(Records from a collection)

----

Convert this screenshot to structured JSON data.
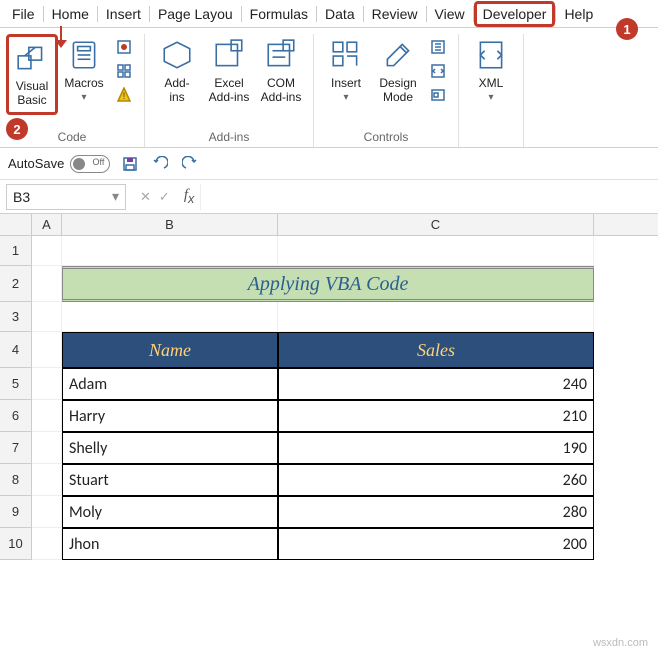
{
  "tabs": {
    "file": "File",
    "home": "Home",
    "insert": "Insert",
    "page_layout": "Page Layou",
    "formulas": "Formulas",
    "data": "Data",
    "review": "Review",
    "view": "View",
    "developer": "Developer",
    "help": "Help"
  },
  "callouts": {
    "one": "1",
    "two": "2"
  },
  "ribbon": {
    "code": {
      "group_label": "Code",
      "visual_basic": "Visual\nBasic",
      "macros": "Macros"
    },
    "addins": {
      "group_label": "Add-ins",
      "addins": "Add-\nins",
      "excel_addins": "Excel\nAdd-ins",
      "com_addins": "COM\nAdd-ins"
    },
    "controls": {
      "group_label": "Controls",
      "insert": "Insert",
      "design_mode": "Design\nMode"
    },
    "xml": {
      "label": "XML"
    }
  },
  "quick": {
    "autosave_label": "AutoSave",
    "autosave_state": "Off"
  },
  "namebox": {
    "value": "B3"
  },
  "sheet": {
    "cols": {
      "A": "A",
      "B": "B",
      "C": "C"
    },
    "row_nums": [
      "1",
      "2",
      "3",
      "4",
      "5",
      "6",
      "7",
      "8",
      "9",
      "10"
    ],
    "title": "Applying VBA Code",
    "headers": {
      "name": "Name",
      "sales": "Sales"
    },
    "data": [
      {
        "name": "Adam",
        "sales": "240"
      },
      {
        "name": "Harry",
        "sales": "210"
      },
      {
        "name": "Shelly",
        "sales": "190"
      },
      {
        "name": "Stuart",
        "sales": "260"
      },
      {
        "name": "Moly",
        "sales": "280"
      },
      {
        "name": "Jhon",
        "sales": "200"
      }
    ]
  },
  "watermark": "wsxdn.com"
}
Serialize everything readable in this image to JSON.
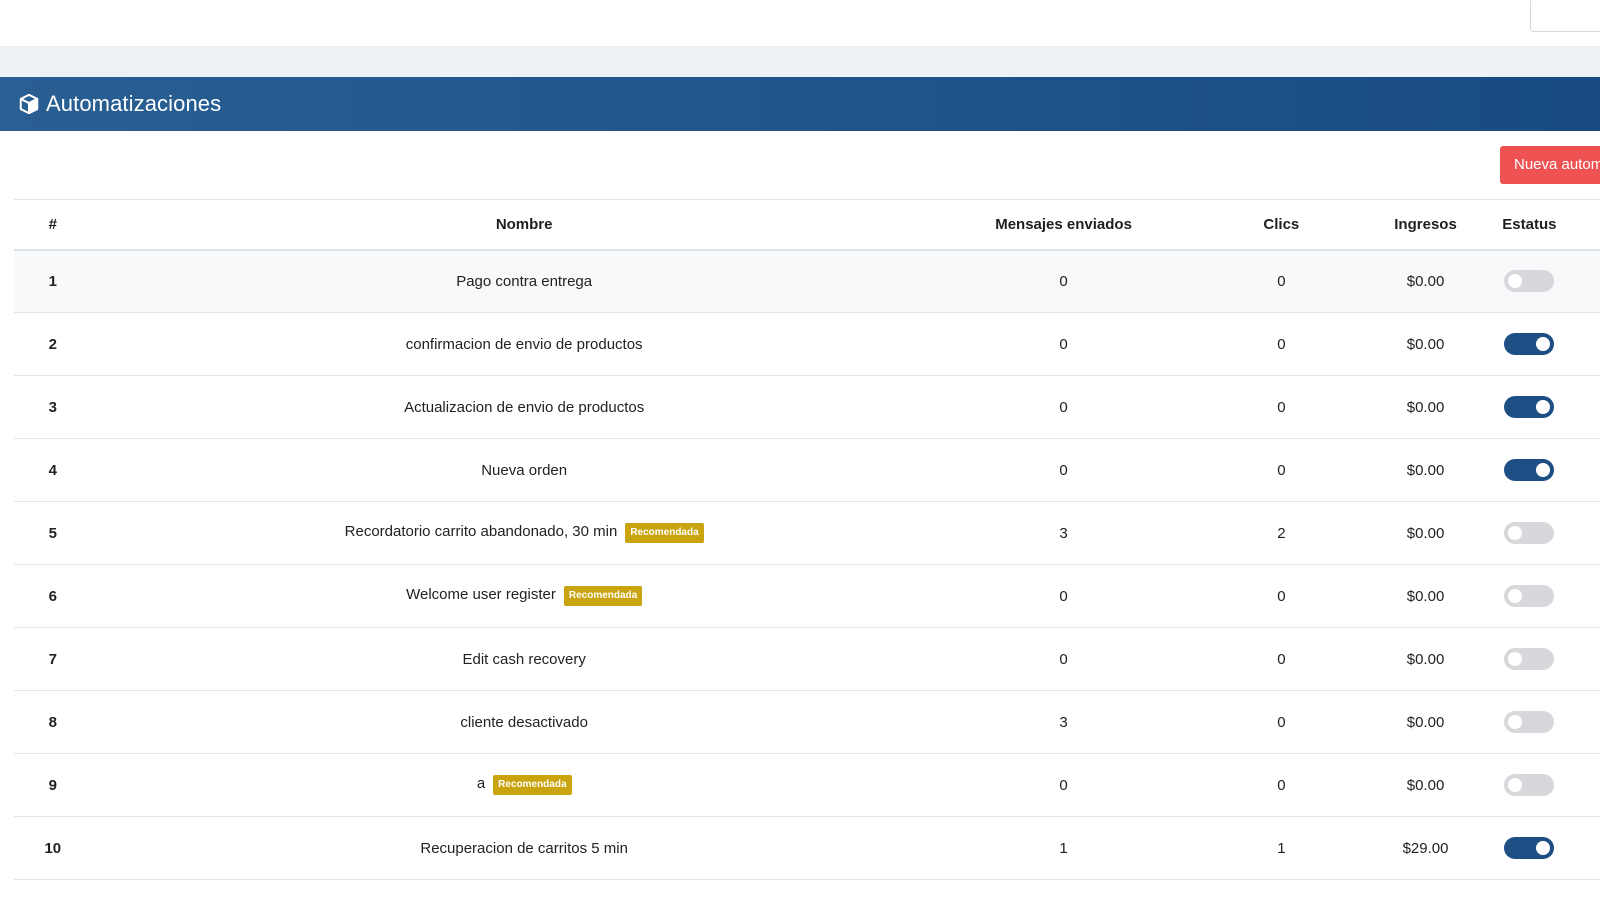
{
  "header": {
    "title": "Automatizaciones",
    "icon": "box-icon"
  },
  "toolbar": {
    "new_label": "Nueva automatización"
  },
  "table": {
    "columns": [
      "#",
      "Nombre",
      "Mensajes enviados",
      "Clics",
      "Ingresos",
      "Estatus"
    ],
    "badge_label": "Recomendada",
    "rows": [
      {
        "num": "1",
        "name": "Pago contra entrega",
        "recommended": false,
        "messages": "0",
        "clicks": "0",
        "revenue": "$0.00",
        "active": false
      },
      {
        "num": "2",
        "name": "confirmacion de envio de productos",
        "recommended": false,
        "messages": "0",
        "clicks": "0",
        "revenue": "$0.00",
        "active": true
      },
      {
        "num": "3",
        "name": "Actualizacion de envio de productos",
        "recommended": false,
        "messages": "0",
        "clicks": "0",
        "revenue": "$0.00",
        "active": true
      },
      {
        "num": "4",
        "name": "Nueva orden",
        "recommended": false,
        "messages": "0",
        "clicks": "0",
        "revenue": "$0.00",
        "active": true
      },
      {
        "num": "5",
        "name": "Recordatorio carrito abandonado, 30 min",
        "recommended": true,
        "messages": "3",
        "clicks": "2",
        "revenue": "$0.00",
        "active": false
      },
      {
        "num": "6",
        "name": "Welcome user register",
        "recommended": true,
        "messages": "0",
        "clicks": "0",
        "revenue": "$0.00",
        "active": false
      },
      {
        "num": "7",
        "name": "Edit cash recovery",
        "recommended": false,
        "messages": "0",
        "clicks": "0",
        "revenue": "$0.00",
        "active": false
      },
      {
        "num": "8",
        "name": "cliente desactivado",
        "recommended": false,
        "messages": "3",
        "clicks": "0",
        "revenue": "$0.00",
        "active": false
      },
      {
        "num": "9",
        "name": "a",
        "recommended": true,
        "messages": "0",
        "clicks": "0",
        "revenue": "$0.00",
        "active": false
      },
      {
        "num": "10",
        "name": "Recuperacion de carritos 5 min",
        "recommended": false,
        "messages": "1",
        "clicks": "1",
        "revenue": "$29.00",
        "active": true
      }
    ]
  },
  "colors": {
    "header_bg": "#1f5589",
    "toggle_on": "#1d4f85",
    "toggle_off": "#d6d8db",
    "badge": "#c9a40e",
    "new_button": "#ee5253"
  }
}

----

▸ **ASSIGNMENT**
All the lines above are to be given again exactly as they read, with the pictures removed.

▸ **TASK RESULT**
Convert this screenshot to structured JSON data.
{
  "tabs": {
    "file": "File",
    "home": "Home",
    "insert": "Insert",
    "page_layout": "Page Layou",
    "formulas": "Formulas",
    "data": "Data",
    "review": "Review",
    "view": "View",
    "developer": "Developer",
    "help": "Help"
  },
  "callouts": {
    "one": "1",
    "two": "2"
  },
  "ribbon": {
    "code": {
      "group_label": "Code",
      "visual_basic": "Visual\nBasic",
      "macros": "Macros"
    },
    "addins": {
      "group_label": "Add-ins",
      "addins": "Add-\nins",
      "excel_addins": "Excel\nAdd-ins",
      "com_addins": "COM\nAdd-ins"
    },
    "controls": {
      "group_label": "Controls",
      "insert": "Insert",
      "design_mode": "Design\nMode"
    },
    "xml": {
      "label": "XML"
    }
  },
  "quick": {
    "autosave_label": "AutoSave",
    "autosave_state": "Off"
  },
  "namebox": {
    "value": "B3"
  },
  "sheet": {
    "cols": {
      "A": "A",
      "B": "B",
      "C": "C"
    },
    "row_nums": [
      "1",
      "2",
      "3",
      "4",
      "5",
      "6",
      "7",
      "8",
      "9",
      "10"
    ],
    "title": "Applying VBA Code",
    "headers": {
      "name": "Name",
      "sales": "Sales"
    },
    "data": [
      {
        "name": "Adam",
        "sales": "240"
      },
      {
        "name": "Harry",
        "sales": "210"
      },
      {
        "name": "Shelly",
        "sales": "190"
      },
      {
        "name": "Stuart",
        "sales": "260"
      },
      {
        "name": "Moly",
        "sales": "280"
      },
      {
        "name": "Jhon",
        "sales": "200"
      }
    ]
  },
  "watermark": "wsxdn.com"
}
Serialize everything readable in this image to JSON.
{
  "header": {
    "title": "Automatizaciones",
    "icon": "box-icon"
  },
  "toolbar": {
    "new_label": "Nueva automatización"
  },
  "table": {
    "columns": [
      "#",
      "Nombre",
      "Mensajes enviados",
      "Clics",
      "Ingresos",
      "Estatus"
    ],
    "badge_label": "Recomendada",
    "rows": [
      {
        "num": "1",
        "name": "Pago contra entrega",
        "recommended": false,
        "messages": "0",
        "clicks": "0",
        "revenue": "$0.00",
        "active": false
      },
      {
        "num": "2",
        "name": "confirmacion de envio de productos",
        "recommended": false,
        "messages": "0",
        "clicks": "0",
        "revenue": "$0.00",
        "active": true
      },
      {
        "num": "3",
        "name": "Actualizacion de envio de productos",
        "recommended": false,
        "messages": "0",
        "clicks": "0",
        "revenue": "$0.00",
        "active": true
      },
      {
        "num": "4",
        "name": "Nueva orden",
        "recommended": false,
        "messages": "0",
        "clicks": "0",
        "revenue": "$0.00",
        "active": true
      },
      {
        "num": "5",
        "name": "Recordatorio carrito abandonado, 30 min",
        "recommended": true,
        "messages": "3",
        "clicks": "2",
        "revenue": "$0.00",
        "active": false
      },
      {
        "num": "6",
        "name": "Welcome user register",
        "recommended": true,
        "messages": "0",
        "clicks": "0",
        "revenue": "$0.00",
        "active": false
      },
      {
        "num": "7",
        "name": "Edit cash recovery",
        "recommended": false,
        "messages": "0",
        "clicks": "0",
        "revenue": "$0.00",
        "active": false
      },
      {
        "num": "8",
        "name": "cliente desactivado",
        "recommended": false,
        "messages": "3",
        "clicks": "0",
        "revenue": "$0.00",
        "active": false
      },
      {
        "num": "9",
        "name": "a",
        "recommended": true,
        "messages": "0",
        "clicks": "0",
        "revenue": "$0.00",
        "active": false
      },
      {
        "num": "10",
        "name": "Recuperacion de carritos 5 min",
        "recommended": false,
        "messages": "1",
        "clicks": "1",
        "revenue": "$29.00",
        "active": true
      }
    ]
  },
  "colors": {
    "header_bg": "#1f5589",
    "toggle_on": "#1d4f85",
    "toggle_off": "#d6d8db",
    "badge": "#c9a40e",
    "new_button": "#ee5253"
  }
}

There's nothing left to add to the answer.